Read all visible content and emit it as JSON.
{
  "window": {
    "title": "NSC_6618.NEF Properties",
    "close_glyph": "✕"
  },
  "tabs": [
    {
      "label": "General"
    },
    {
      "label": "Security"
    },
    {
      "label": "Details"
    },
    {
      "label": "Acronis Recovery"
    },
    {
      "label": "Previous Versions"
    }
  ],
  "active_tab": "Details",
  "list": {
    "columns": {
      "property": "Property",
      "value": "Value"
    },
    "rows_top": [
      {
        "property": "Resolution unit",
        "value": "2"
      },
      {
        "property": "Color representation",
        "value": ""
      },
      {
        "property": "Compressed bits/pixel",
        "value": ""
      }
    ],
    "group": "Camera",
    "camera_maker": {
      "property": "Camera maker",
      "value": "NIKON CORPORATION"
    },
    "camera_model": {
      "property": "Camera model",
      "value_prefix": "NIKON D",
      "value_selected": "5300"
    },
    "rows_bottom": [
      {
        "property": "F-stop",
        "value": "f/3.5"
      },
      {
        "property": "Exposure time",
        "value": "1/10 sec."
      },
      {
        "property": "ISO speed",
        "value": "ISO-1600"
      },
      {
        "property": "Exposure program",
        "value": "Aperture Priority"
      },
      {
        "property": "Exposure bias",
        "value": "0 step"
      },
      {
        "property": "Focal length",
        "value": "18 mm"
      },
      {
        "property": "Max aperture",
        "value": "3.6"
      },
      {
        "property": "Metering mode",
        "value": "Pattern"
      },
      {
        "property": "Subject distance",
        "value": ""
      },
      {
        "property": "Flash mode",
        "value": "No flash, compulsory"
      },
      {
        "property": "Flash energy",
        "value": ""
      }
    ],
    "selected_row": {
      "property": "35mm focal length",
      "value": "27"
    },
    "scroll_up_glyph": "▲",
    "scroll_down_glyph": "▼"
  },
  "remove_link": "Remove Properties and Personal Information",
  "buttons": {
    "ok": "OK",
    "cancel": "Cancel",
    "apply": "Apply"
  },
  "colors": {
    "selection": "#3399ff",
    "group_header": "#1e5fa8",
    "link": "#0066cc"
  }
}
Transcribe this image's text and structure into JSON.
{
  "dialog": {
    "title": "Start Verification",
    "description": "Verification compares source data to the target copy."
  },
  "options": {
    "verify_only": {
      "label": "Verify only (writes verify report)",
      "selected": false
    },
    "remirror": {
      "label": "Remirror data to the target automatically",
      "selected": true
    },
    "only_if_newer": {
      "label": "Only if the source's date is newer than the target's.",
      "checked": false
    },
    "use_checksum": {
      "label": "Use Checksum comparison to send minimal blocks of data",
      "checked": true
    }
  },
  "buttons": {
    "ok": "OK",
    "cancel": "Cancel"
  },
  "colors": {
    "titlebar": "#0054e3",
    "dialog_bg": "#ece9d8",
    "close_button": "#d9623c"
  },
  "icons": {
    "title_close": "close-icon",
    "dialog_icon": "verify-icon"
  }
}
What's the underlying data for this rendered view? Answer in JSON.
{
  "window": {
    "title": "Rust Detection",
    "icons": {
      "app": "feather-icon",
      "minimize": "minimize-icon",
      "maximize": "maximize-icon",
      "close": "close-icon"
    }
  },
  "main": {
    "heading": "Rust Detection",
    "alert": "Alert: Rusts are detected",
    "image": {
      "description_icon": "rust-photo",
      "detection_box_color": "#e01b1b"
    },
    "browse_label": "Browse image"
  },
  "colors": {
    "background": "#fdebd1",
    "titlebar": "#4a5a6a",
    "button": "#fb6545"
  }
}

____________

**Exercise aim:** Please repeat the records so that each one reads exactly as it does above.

**Answer to this problem:**
Read all visible content and emit it as JSON.
{
  "window": {
    "title": "NSC_6618.NEF Properties",
    "close_glyph": "✕"
  },
  "tabs": [
    {
      "label": "General"
    },
    {
      "label": "Security"
    },
    {
      "label": "Details"
    },
    {
      "label": "Acronis Recovery"
    },
    {
      "label": "Previous Versions"
    }
  ],
  "active_tab": "Details",
  "list": {
    "columns": {
      "property": "Property",
      "value": "Value"
    },
    "rows_top": [
      {
        "property": "Resolution unit",
        "value": "2"
      },
      {
        "property": "Color representation",
        "value": ""
      },
      {
        "property": "Compressed bits/pixel",
        "value": ""
      }
    ],
    "group": "Camera",
    "camera_maker": {
      "property": "Camera maker",
      "value": "NIKON CORPORATION"
    },
    "camera_model": {
      "property": "Camera model",
      "value_prefix": "NIKON D",
      "value_selected": "5300"
    },
    "rows_bottom": [
      {
        "property": "F-stop",
        "value": "f/3.5"
      },
      {
        "property": "Exposure time",
        "value": "1/10 sec."
      },
      {
        "property": "ISO speed",
        "value": "ISO-1600"
      },
      {
        "property": "Exposure program",
        "value": "Aperture Priority"
      },
      {
        "property": "Exposure bias",
        "value": "0 step"
      },
      {
        "property": "Focal length",
        "value": "18 mm"
      },
      {
        "property": "Max aperture",
        "value": "3.6"
      },
      {
        "property": "Metering mode",
        "value": "Pattern"
      },
      {
        "property": "Subject distance",
        "value": ""
      },
      {
        "property": "Flash mode",
        "value": "No flash, compulsory"
      },
      {
        "property": "Flash energy",
        "value": ""
      }
    ],
    "selected_row": {
      "property": "35mm focal length",
      "value": "27"
    },
    "scroll_up_glyph": "▲",
    "scroll_down_glyph": "▼"
  },
  "remove_link": "Remove Properties and Personal Information",
  "buttons": {
    "ok": "OK",
    "cancel": "Cancel",
    "apply": "Apply"
  },
  "colors": {
    "selection": "#3399ff",
    "group_header": "#1e5fa8",
    "link": "#0066cc"
  }
}
Transcribe this image's text and structure into JSON.
{
  "dialog": {
    "title": "Start Verification",
    "description": "Verification compares source data to the target copy."
  },
  "options": {
    "verify_only": {
      "label": "Verify only (writes verify report)",
      "selected": false
    },
    "remirror": {
      "label": "Remirror data to the target automatically",
      "selected": true
    },
    "only_if_newer": {
      "label": "Only if the source's date is newer than the target's.",
      "checked": false
    },
    "use_checksum": {
      "label": "Use Checksum comparison to send minimal blocks of data",
      "checked": true
    }
  },
  "buttons": {
    "ok": "OK",
    "cancel": "Cancel"
  },
  "colors": {
    "titlebar": "#0054e3",
    "dialog_bg": "#ece9d8",
    "close_button": "#d9623c"
  },
  "icons": {
    "title_close": "close-icon",
    "dialog_icon": "verify-icon"
  }
}
What's the underlying data for this rendered view? Answer in JSON.
{
  "window": {
    "title": "Rust Detection",
    "icons": {
      "app": "feather-icon",
      "minimize": "minimize-icon",
      "maximize": "maximize-icon",
      "close": "close-icon"
    }
  },
  "main": {
    "heading": "Rust Detection",
    "alert": "Alert: Rusts are detected",
    "image": {
      "description_icon": "rust-photo",
      "detection_box_color": "#e01b1b"
    },
    "browse_label": "Browse image"
  },
  "colors": {
    "background": "#fdebd1",
    "titlebar": "#4a5a6a",
    "button": "#fb6545"
  }
}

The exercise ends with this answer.